I used a wide range of Signature Prime focal lengths, from 18 mm up to 150 mm, depending on the requirements of the shot. My preferred stop was between T2.8 and T4 because it gave me an attractive depth of field without losing details in the background that emphasized the era. The performance of the lenses, and the dynamic range of the camera, really helped with high-contrast scenes, night scenes with fires, and low light situations.
How did you use ARRI SkyPanels and what do you like about them?
I am a big fan of soft light, so I was excited when ARRI came up with the SkyPanels. Before they appeared on the market, I would have to hang hundreds of 1K and 2K lights to create an evenly spread soft top light in a studio floor, skimming them three or four times to achieve the softness that we wanted. This would generate a lot of heat and there was always a chance of the skimmer cloth catching fire.
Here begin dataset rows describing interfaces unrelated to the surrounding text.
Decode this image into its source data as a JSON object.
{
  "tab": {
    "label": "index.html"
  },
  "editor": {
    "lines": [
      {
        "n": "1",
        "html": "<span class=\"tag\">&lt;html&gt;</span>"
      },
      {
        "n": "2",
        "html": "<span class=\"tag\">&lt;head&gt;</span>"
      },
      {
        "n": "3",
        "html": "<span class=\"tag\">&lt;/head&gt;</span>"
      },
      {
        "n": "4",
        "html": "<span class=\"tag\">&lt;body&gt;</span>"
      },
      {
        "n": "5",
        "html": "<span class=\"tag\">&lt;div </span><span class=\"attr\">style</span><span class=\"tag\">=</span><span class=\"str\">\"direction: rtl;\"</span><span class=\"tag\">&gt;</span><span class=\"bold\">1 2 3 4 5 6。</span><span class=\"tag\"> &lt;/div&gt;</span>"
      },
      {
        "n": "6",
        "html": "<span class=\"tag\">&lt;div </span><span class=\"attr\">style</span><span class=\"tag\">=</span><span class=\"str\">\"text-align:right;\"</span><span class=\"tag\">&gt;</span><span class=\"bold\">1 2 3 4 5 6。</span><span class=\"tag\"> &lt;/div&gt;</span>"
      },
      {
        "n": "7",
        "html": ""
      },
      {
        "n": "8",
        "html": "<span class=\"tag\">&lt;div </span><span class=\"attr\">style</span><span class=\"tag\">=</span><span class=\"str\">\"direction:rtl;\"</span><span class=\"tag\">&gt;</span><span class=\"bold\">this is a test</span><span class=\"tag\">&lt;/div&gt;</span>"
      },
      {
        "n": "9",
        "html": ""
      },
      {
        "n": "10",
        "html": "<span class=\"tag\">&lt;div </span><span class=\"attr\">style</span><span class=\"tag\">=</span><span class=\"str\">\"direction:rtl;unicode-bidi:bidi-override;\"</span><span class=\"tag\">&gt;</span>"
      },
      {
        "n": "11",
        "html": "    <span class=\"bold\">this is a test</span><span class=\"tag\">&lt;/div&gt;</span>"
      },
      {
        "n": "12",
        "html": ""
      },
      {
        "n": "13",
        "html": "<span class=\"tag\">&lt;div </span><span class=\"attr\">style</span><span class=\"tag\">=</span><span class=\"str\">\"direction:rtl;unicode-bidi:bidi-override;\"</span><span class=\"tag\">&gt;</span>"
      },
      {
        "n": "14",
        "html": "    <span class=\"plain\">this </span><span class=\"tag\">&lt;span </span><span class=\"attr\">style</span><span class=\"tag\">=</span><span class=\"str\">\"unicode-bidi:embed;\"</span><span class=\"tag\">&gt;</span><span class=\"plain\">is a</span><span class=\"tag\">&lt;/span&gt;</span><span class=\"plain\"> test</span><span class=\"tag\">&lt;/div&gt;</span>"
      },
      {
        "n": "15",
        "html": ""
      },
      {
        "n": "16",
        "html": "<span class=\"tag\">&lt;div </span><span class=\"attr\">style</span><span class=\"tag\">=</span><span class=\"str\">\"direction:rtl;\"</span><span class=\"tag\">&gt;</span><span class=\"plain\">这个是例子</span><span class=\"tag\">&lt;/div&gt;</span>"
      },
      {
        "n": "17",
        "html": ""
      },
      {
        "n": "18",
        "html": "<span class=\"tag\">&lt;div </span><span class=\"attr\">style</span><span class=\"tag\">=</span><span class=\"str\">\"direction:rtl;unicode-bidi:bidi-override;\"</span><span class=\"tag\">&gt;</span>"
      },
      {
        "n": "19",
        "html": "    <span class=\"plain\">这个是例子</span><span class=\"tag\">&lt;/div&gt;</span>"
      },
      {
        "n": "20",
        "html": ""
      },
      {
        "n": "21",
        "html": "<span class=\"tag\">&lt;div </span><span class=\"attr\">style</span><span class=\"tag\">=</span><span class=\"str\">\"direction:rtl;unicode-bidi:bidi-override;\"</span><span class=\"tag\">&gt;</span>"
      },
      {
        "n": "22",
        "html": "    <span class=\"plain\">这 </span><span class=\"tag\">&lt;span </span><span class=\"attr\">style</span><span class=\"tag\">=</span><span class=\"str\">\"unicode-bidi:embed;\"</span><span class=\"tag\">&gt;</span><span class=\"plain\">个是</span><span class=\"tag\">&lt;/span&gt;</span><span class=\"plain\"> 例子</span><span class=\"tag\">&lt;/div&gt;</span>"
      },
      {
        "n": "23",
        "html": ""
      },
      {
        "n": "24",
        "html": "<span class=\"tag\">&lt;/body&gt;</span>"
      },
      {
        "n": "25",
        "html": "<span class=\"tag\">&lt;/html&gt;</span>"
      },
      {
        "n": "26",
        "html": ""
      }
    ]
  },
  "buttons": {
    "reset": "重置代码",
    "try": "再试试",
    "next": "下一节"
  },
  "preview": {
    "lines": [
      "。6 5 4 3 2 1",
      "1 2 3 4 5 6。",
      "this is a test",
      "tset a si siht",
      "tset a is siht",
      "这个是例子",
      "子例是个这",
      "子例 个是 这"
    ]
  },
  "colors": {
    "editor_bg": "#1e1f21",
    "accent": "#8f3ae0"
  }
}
SkyPanels are customizable, can easily be connected via DMX, and heating isn’t an issue, so it’s easy on the actors. They’re simple to rig in studios and you can create all kinds of effects, like firelight, with custom settings. We used all the different SkyPanel models on this movie: the S30, S60, S120, and S360. The colour rending quality of these lights is good; we can easily change the color temperature or adjust the intensity through DMX without touching the light. It’s easy to create a large source of soft light with SkyPanels, and for blue/green matt lighting they’re very useful for creating soft diffused light that illuminates evenly.
What were your biggest challenges on the film, and what are you most proud of?
Our production was majorly affected by the COVID-19 pandemic, with the shoot extending across four years. We revisited so many scenes; the big challenge was to maintain continuity in the film. I always keep a camera report book with detailed notes of every shot we do in terms of the lighting setup, camera position and movement, exposure, and lens settings, which came in handy for this situation.
I am incredibly proud of the work that went into making “RRR” a memorable and impactful experience for audiences, not just in India but across the globe. To be recognized for my work by audiences, filmmakers, and critics is an honor that I will always cherish. The film’s award wins and nominations are a testament to the dedication of the entire cast and crew. I’m proud to have been part of a film that has put India center stage in the film world.